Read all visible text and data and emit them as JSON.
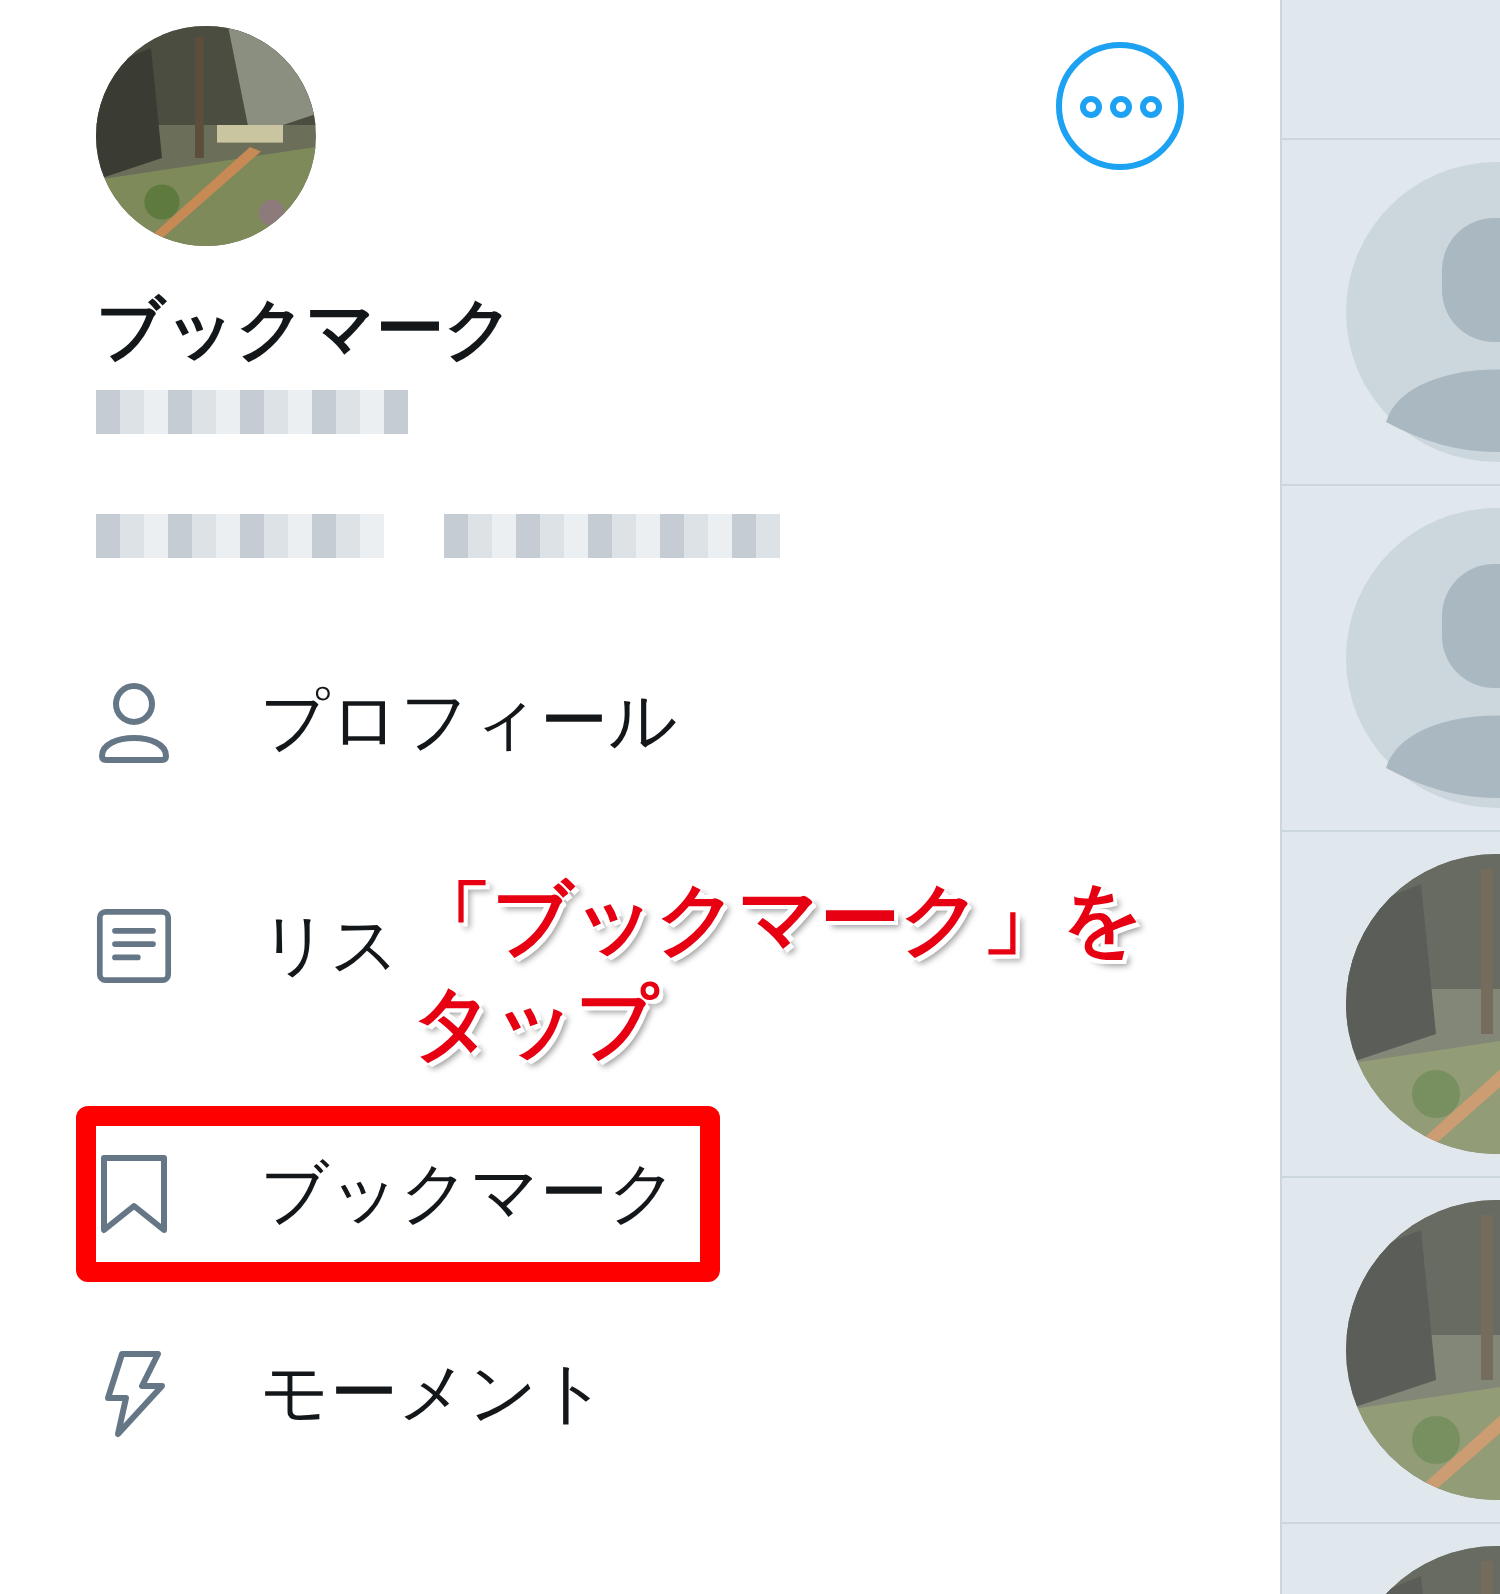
{
  "profile": {
    "name": "ブックマーク"
  },
  "menu": [
    {
      "kind": "profile",
      "label": "プロフィール",
      "highlighted": false
    },
    {
      "kind": "list",
      "label": "リス",
      "highlighted": false
    },
    {
      "kind": "bookmark",
      "label": "ブックマーク",
      "highlighted": true
    },
    {
      "kind": "moments",
      "label": "モーメント",
      "highlighted": false
    }
  ],
  "annotation": {
    "lines": [
      "「ブックマーク」を",
      "タップ"
    ]
  },
  "timeline": [
    {
      "kind": "empty"
    },
    {
      "kind": "default"
    },
    {
      "kind": "default"
    },
    {
      "kind": "picture"
    },
    {
      "kind": "picture"
    },
    {
      "kind": "picture"
    }
  ]
}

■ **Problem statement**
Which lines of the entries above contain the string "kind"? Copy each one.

■ **Output for this task**
      "kind": "profile",
      "kind": "list",
      "kind": "bookmark",
      "kind": "moments",
      "kind": "empty"
      "kind": "default"
      "kind": "default"
      "kind": "picture"
      "kind": "picture"
      "kind": "picture"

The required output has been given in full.